Daily Bread, the faith-based, post-apocalyptic series filmed locally and launched last September, has won “Best Trailer” in the London Independent Film Awards, a monthly competition recognizing work of independent filmmakers.
“Our aim is to give the directors, writers, animators, and actors involved a helpful step forward in their future careers. All monthly winners will receive a digital certificate to commemorate their achievement,” the group states.
“If you like God, guns and girls, this show is for you,” series writer and writer Nina May, who has a home in Rappahannock County, said at the launch. “There’s plenty of entertainment and excitement here, but also many thought provoking ‘What if?’ moments.”
Flesh and Bone
Talented local musician Ben Mason has just released his fourth album, “Flesh and Bone,” which contains an “honest collection of experiences” from his life and the world around him.
Mason says his piano driven alternative rock sound is influenced by the sacred Indian land on which he resides in Rappahannock County. “Flesh and Bone” also displays his artwork and lyrics in a 16 page booklet included with the CD.
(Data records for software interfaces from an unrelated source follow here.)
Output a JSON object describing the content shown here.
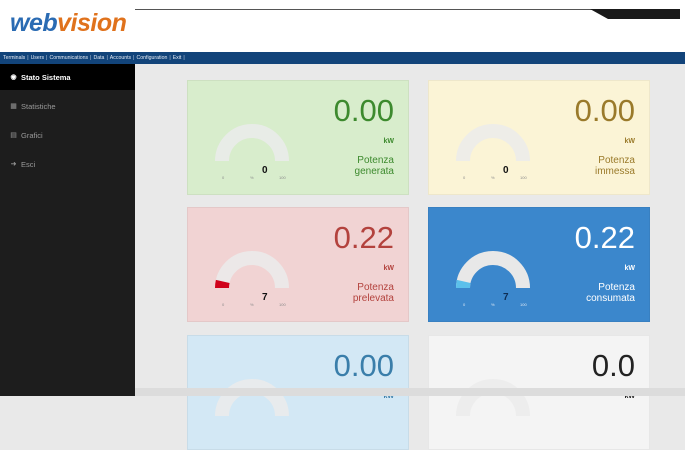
{
  "brand": {
    "logo_part1": "web",
    "logo_part2": "vision"
  },
  "nav": {
    "items": [
      "Terminals",
      "Users",
      "Communications",
      "Data",
      "Accounts",
      "Configuration",
      "Exit"
    ],
    "separator": "|"
  },
  "sidebar": {
    "items": [
      {
        "label": "Stato Sistema",
        "icon": "dashboard-icon"
      },
      {
        "label": "Statistiche",
        "icon": "table-icon"
      },
      {
        "label": "Grafici",
        "icon": "bar-chart-icon"
      },
      {
        "label": "Esci",
        "icon": "logout-icon"
      }
    ]
  },
  "panels": [
    {
      "value": "0.00",
      "unit": "kW",
      "label_line1": "Potenza",
      "label_line2": "generata",
      "gauge_value": "0",
      "gauge_min": "0",
      "gauge_mid": "%",
      "gauge_max": "100",
      "level": 0,
      "bg": "#d8edcc",
      "value_color": "#3d8a2e",
      "label_color": "#3d8a2e",
      "gauge_fill": "#e74c3c"
    },
    {
      "value": "0.00",
      "unit": "kW",
      "label_line1": "Potenza",
      "label_line2": "immessa",
      "gauge_value": "0",
      "gauge_min": "0",
      "gauge_mid": "%",
      "gauge_max": "100",
      "level": 0,
      "bg": "#fbf4d6",
      "value_color": "#9a7a2a",
      "label_color": "#9a7a2a",
      "gauge_fill": "#e74c3c"
    },
    {
      "value": "0.22",
      "unit": "kW",
      "label_line1": "Potenza",
      "label_line2": "prelevata",
      "gauge_value": "7",
      "gauge_min": "0",
      "gauge_mid": "%",
      "gauge_max": "100",
      "level": 0.07,
      "bg": "#f1d3d3",
      "value_color": "#b3423d",
      "label_color": "#b3423d",
      "gauge_fill": "#d0021b"
    },
    {
      "value": "0.22",
      "unit": "kW",
      "label_line1": "Potenza",
      "label_line2": "consumata",
      "gauge_value": "7",
      "gauge_min": "0",
      "gauge_mid": "%",
      "gauge_max": "100",
      "level": 0.07,
      "bg": "#3b87cc",
      "value_color": "#ffffff",
      "label_color": "#ffffff",
      "gauge_fill": "#5bc0eb"
    },
    {
      "value": "0.00",
      "unit": "kW",
      "label_line1": "",
      "label_line2": "",
      "gauge_value": "",
      "gauge_min": "",
      "gauge_mid": "",
      "gauge_max": "",
      "level": 0,
      "bg": "#d3e8f5",
      "value_color": "#3a7eaa",
      "label_color": "#3a7eaa",
      "gauge_fill": "#5bc0eb"
    },
    {
      "value": "0.0",
      "unit": "kW",
      "label_line1": "",
      "label_line2": "",
      "gauge_value": "",
      "gauge_min": "",
      "gauge_mid": "",
      "gauge_max": "",
      "level": 0,
      "bg": "#f4f4f4",
      "value_color": "#222222",
      "label_color": "#222222",
      "gauge_fill": "#e74c3c"
    }
  ]
}
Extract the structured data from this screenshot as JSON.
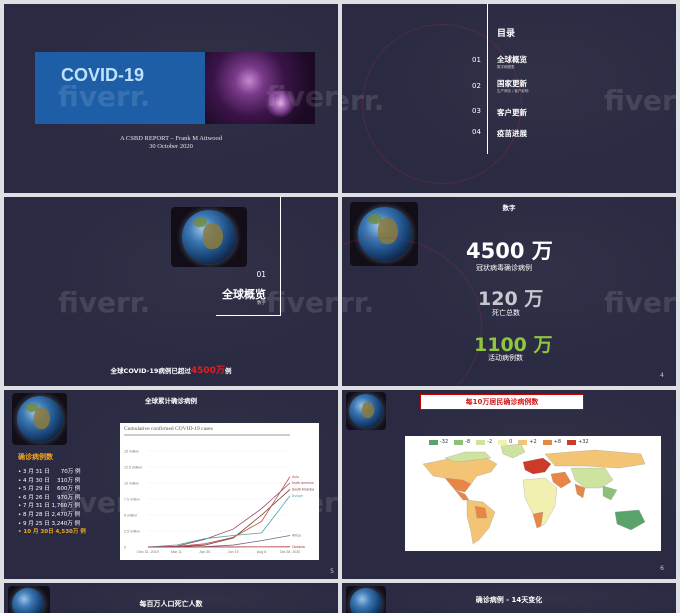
{
  "watermark": "fiverr.",
  "slide1": {
    "banner_title": "COVID-19",
    "report_line": "A CSBD REPORT – Frank M Attwood",
    "date_line": "30 October 2020"
  },
  "slide2": {
    "toc_title": "目录",
    "items": [
      {
        "num": "01",
        "label": "全球概览",
        "sub": "数字和图表"
      },
      {
        "num": "02",
        "label": "国家更新",
        "sub": "生产风险 / 客户影响"
      },
      {
        "num": "03",
        "label": "客户更新",
        "sub": ""
      },
      {
        "num": "04",
        "label": "疫苗进展",
        "sub": ""
      }
    ]
  },
  "slide3": {
    "num": "01",
    "title": "全球概览",
    "sub": "数字",
    "footer_prefix": "全球COVID-19病例已超过",
    "footer_highlight": "4500万",
    "footer_suffix": "例"
  },
  "slide4": {
    "header": "数字",
    "stat1_value": "4500 万",
    "stat1_label": "冠状病毒确诊病例",
    "stat2_value": "120 万",
    "stat2_label": "死亡总数",
    "stat3_value": "1100 万",
    "stat3_label": "活动病例数",
    "page": "4",
    "colors": {
      "stat3": "#8ec63f"
    }
  },
  "slide5": {
    "title": "全球累计确诊病例",
    "list_title": "确诊病例数",
    "rows": [
      "3 月 31 日　　70万 例",
      "4 月 30 日　 310万 例",
      "5 月 29 日　 600万 例",
      "6 月 26 日　 970万 例",
      "7 月 31 日 1,760万 例",
      "8 月 28 日 2,470万 例",
      "9 月 25 日 3,240万 例",
      "10 月 30日 4,530万 例"
    ],
    "chart_title": "Cumulative confirmed COVID-19 cases",
    "page": "5"
  },
  "chart_data": {
    "type": "line",
    "title": "Cumulative confirmed COVID-19 cases",
    "x": [
      "Dec 31, 2019",
      "Mar 11",
      "Apr 30",
      "Jun 19",
      "Aug 8",
      "Oct 28, 2020"
    ],
    "y_ticks": [
      "15 million",
      "12.5 million",
      "10 million",
      "7.5 million",
      "5 million",
      "2.5 million",
      "0"
    ],
    "ylim": [
      0,
      15
    ],
    "series": [
      {
        "name": "Asia",
        "color": "#c0504d",
        "values": [
          0,
          0.1,
          0.5,
          1.5,
          4,
          11
        ]
      },
      {
        "name": "North America",
        "color": "#a0406a",
        "values": [
          0,
          0.1,
          1.2,
          2.8,
          6,
          10
        ]
      },
      {
        "name": "South America",
        "color": "#7a3a2a",
        "values": [
          0,
          0,
          0.3,
          1.4,
          5,
          9
        ]
      },
      {
        "name": "Europe",
        "color": "#4aa3a0",
        "values": [
          0,
          0.3,
          1.3,
          1.8,
          2.2,
          8
        ]
      },
      {
        "name": "Africa",
        "color": "#6a6a8a",
        "values": [
          0,
          0,
          0.05,
          0.3,
          1,
          1.8
        ]
      },
      {
        "name": "Oceania",
        "color": "#b03030",
        "values": [
          0,
          0,
          0,
          0.01,
          0.02,
          0.03
        ]
      }
    ]
  },
  "slide6": {
    "title": "每10万居民确诊病例数",
    "legend": [
      {
        "label": "-32",
        "color": "#5aa36b"
      },
      {
        "label": "-8",
        "color": "#8cc07a"
      },
      {
        "label": "-2",
        "color": "#cfe3a0"
      },
      {
        "label": "0",
        "color": "#f2f0b0"
      },
      {
        "label": "+2",
        "color": "#f3c474"
      },
      {
        "label": "+8",
        "color": "#e88646"
      },
      {
        "label": "+32",
        "color": "#cc3a2a"
      }
    ],
    "page": "6"
  },
  "slide7": {
    "title": "每百万人口死亡人数"
  },
  "slide8": {
    "title": "确诊病例 - 14天变化"
  }
}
“This record is my survival diary,” he says. “Flesh and bone is all we have to travel though the mistakes and triumphs that make us who we are.”
Mason has recorded with or opened for dozens of well-known acts, including Styx, Foreigner, John Cougar Mellencamp, Steuart Smith of The Eagles, the Dillards and Billy Ray Cyrus. He will celebrate the album’s release during a performance this Saturday afternoon, 1 to 4:30, at Gadino Cellars in Washington.
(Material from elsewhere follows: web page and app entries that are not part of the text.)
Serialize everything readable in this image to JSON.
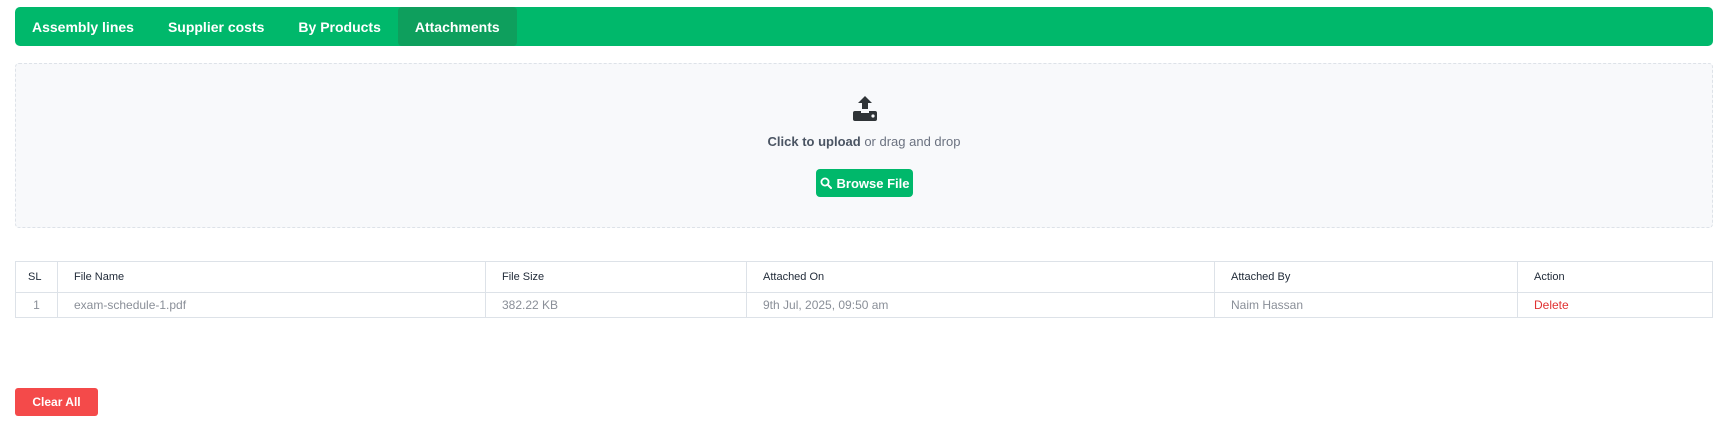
{
  "tabs": [
    {
      "label": "Assembly lines",
      "active": false
    },
    {
      "label": "Supplier costs",
      "active": false
    },
    {
      "label": "By Products",
      "active": false
    },
    {
      "label": "Attachments",
      "active": true
    }
  ],
  "upload": {
    "click_text": "Click to upload",
    "rest_text": " or drag and drop",
    "browse_label": "Browse File",
    "icon": "upload-icon"
  },
  "table": {
    "headers": [
      "SL",
      "File Name",
      "File Size",
      "Attached On",
      "Attached By",
      "Action"
    ],
    "rows": [
      {
        "sl": "1",
        "file_name": "exam-schedule-1.pdf",
        "file_size": "382.22 KB",
        "attached_on": "9th Jul, 2025, 09:50 am",
        "attached_by": "Naim Hassan",
        "action": "Delete"
      }
    ]
  },
  "clear_label": "Clear All",
  "colors": {
    "accent": "#00b86b",
    "danger": "#f44a4a",
    "delete_text": "#e03131"
  }
}
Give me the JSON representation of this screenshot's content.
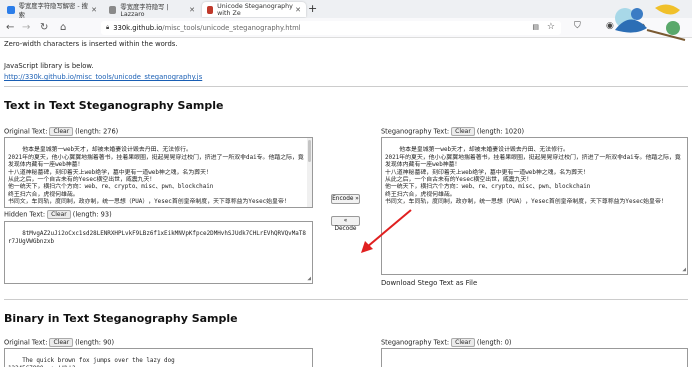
{
  "browser": {
    "tabs": [
      {
        "title": "零宽度字符隐写解密 - 搜索",
        "favicon_color": "#2b7de9"
      },
      {
        "title": "零宽度字符隐写 | Lazzaro",
        "favicon_color": "#8a8a8a"
      },
      {
        "title": "Unicode Steganography with Ze",
        "favicon_color": "#c0392b"
      }
    ],
    "new_tab": "+",
    "url_host": "330k.github.io",
    "url_path": "/misc_tools/unicode_steganography.html",
    "reader_icon": "reader-view-icon",
    "star_icon": "bookmark-star-icon"
  },
  "intro": {
    "line1": "Zero-width characters is inserted within the words.",
    "line2": "JavaScript library is below.",
    "link": "http://330k.github.io/misc_tools/unicode_steganography.js"
  },
  "text_section": {
    "heading": "Text in Text Steganography Sample",
    "original_label": "Original Text:",
    "clear": "Clear",
    "original_length": "(length: 276)",
    "original_text": "他本是皇城第一web天才，却被未婚妻设计毁去丹田、无法修行。\n2021年的夏天，他小心翼翼地揣着著书，挂着果眼圈，挺起晃晃穿过校门，挤进了一所双非dai专。他踏之际，竟发现体内藏有一座web神墓！\n十八道神秘墓碑，刻印着天上web绝学，墓中更有一道web神之魂，名为葬天！\n从此之后，一个自古未有的Yesec横空出世，威震九天！\n他一统天下，横扫六个方向：web、re、crypto、misc、pwn、blockchain\n终王扫六合，虎视何雄哉。\n书同文，车同轨，度同制，政亦制，统一思想（PUA），Yesec首创皇帝制度，天下尊称益为Yesec始皇帝！",
    "hidden_label": "Hidden Text:",
    "hidden_length": "(length: 93)",
    "hidden_text": "8tMvgAZ2uJi2oCxc1sd28LENRXHPLvkF9LBz6f1xEikMNVpKfpce2DMHvhSJUdk7CHLrEVhQRVQvMaT8r7JUgVWGbnzxb",
    "encode_btn": "Encode »",
    "decode_btn": "« Decode",
    "stego_label": "Steganography Text:",
    "stego_length": "(length: 1020)",
    "stego_text": "他本是皇城第一web天才，却被未婚妻设计毁去丹田、无法修行。\n2021年的夏天，他小心翼翼地揣着著书，挂着果眼圈，挺起晃晃穿过校门，挤进了一所双非dai专。他踏之际，竟发现体内藏有一座web神墓！\n十八道神秘墓碑，刻印着天上web绝学，墓中更有一道web神之魂，名为葬天！\n从此之后，一个自古未有的Yesec横空出世，威震九天！\n他一统天下，横扫六个方向：web、re、crypto、misc、pwn、blockchain\n终王扫六合，虎视何雄哉。\n书同文，车同轨，度同制，政亦制，统一思想（PUA），Yesec首创皇帝制度，天下尊称益为Yesec始皇帝！",
    "download": "Download Stego Text as File"
  },
  "binary_section": {
    "heading": "Binary in Text Steganography Sample",
    "original_label": "Original Text:",
    "clear": "Clear",
    "original_length": "(length: 90)",
    "original_text": "The quick brown fox jumps over the lazy dog\n1234567890.,:;!#%!?",
    "stego_label": "Steganography Text:",
    "stego_length": "(length: 0)"
  },
  "colors": {
    "link": "#1a5fb4",
    "arrow": "#e02020",
    "tab_strip": "#eef0f3"
  }
}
Double the fun
Attention Rappahannock music lovers: This year’s lineup of talented local musicians performing in the Bland Music Contest is up to 17 — nearly double last year’s group of nine.
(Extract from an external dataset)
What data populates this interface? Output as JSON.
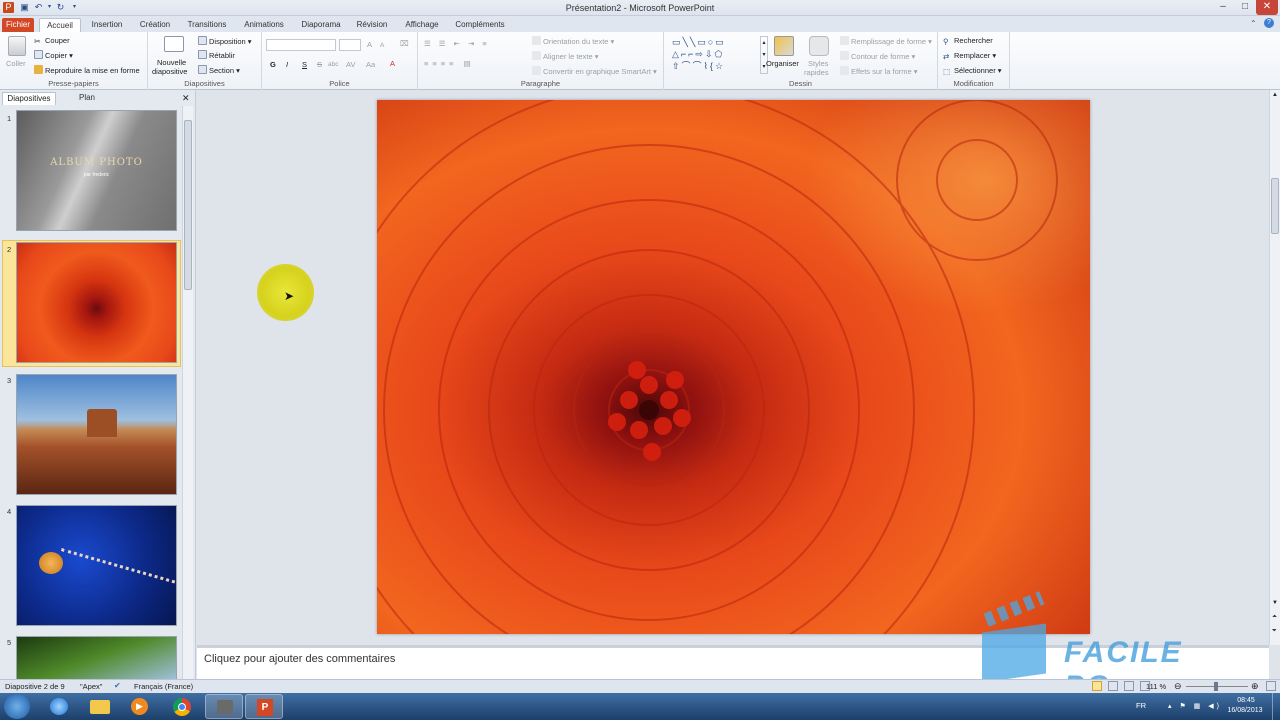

Head on over at 2 p.m. Sunday, Feb. 18 to the Little Washington Theatre, 291 Gay St., for this crowd-pleasing music competition, sponsored by the Rappahannock Lions Club. The Bland Music Contest, free and open to all, features Rappahannock’s young, homegrown musical talents.
Winners receive first, second, third place and honorable mention cash prizes and the chance to move up into state competition.
February is for Lovers, and the Rappahannock County Artisan Trail is where you will find romance and a lot more. Exercise your artistic inclinations, enjoy musical entertainment, sample locally grown food and sip some Rappahannock wine, spirits, and beer.
Gray Ghost Vineyards: Celebrate with your valentine by indulging in chocolates and cabernet. Fee includes wine tasting, dessert buffet and collectible Valentine glass. $25 per person, 11 to 4.
Magnolia Vineyards and Winery: Bruce Lowe is back in the tasting room with live music, 2 to 5.
Scrabble School Preservation Foundation: Singer, songwriter, storyteller Taryn Weaver performs as Harriet Tubman at this Black History Month program. Light refreshments at 3:30, program at 4.
Contemporary Color: Collograph valentine art. Glue fabric, paper and textures to a rigid substrate; then ink and print. Materials, tools and creative art direction supplied. $35 workshop fee. Reservations required, 1 to 4.
River District Potters: Sara Adams will be painting valentines with young at heart souls. Join her to paint a valentine for your sweetie. Observe pottery-making techniques as Nancy Nord throws bowls on her wheel, 11 to 4.
Spirit Trail Fiberworks at Blue Ridge Artisans: Fun dyeing workshop. Learn hand-painting and dye two scarves: one silk and one silk-wool blend. Must be 18 or over. Fee of $185 covers all materials. Tickets must be purchased online; no tickets at door.
Gadino Cellars: Birnn Raspberry Dark Chocolate Truffles are added and paired with wine tastings. Local talent Ben Mason plays, 1 to 4:30.
Little Washington Winery: Wine Bootcamp starts at 11. Guess the $100 Bordeaux starts at 2:30. Register online. Save $20 with coupon code: wb358.
Middle Street Gallery: Enjoy fine art exhibition of the works of 22 artists. Show includes painting, sculpture and photography, 10 to 5.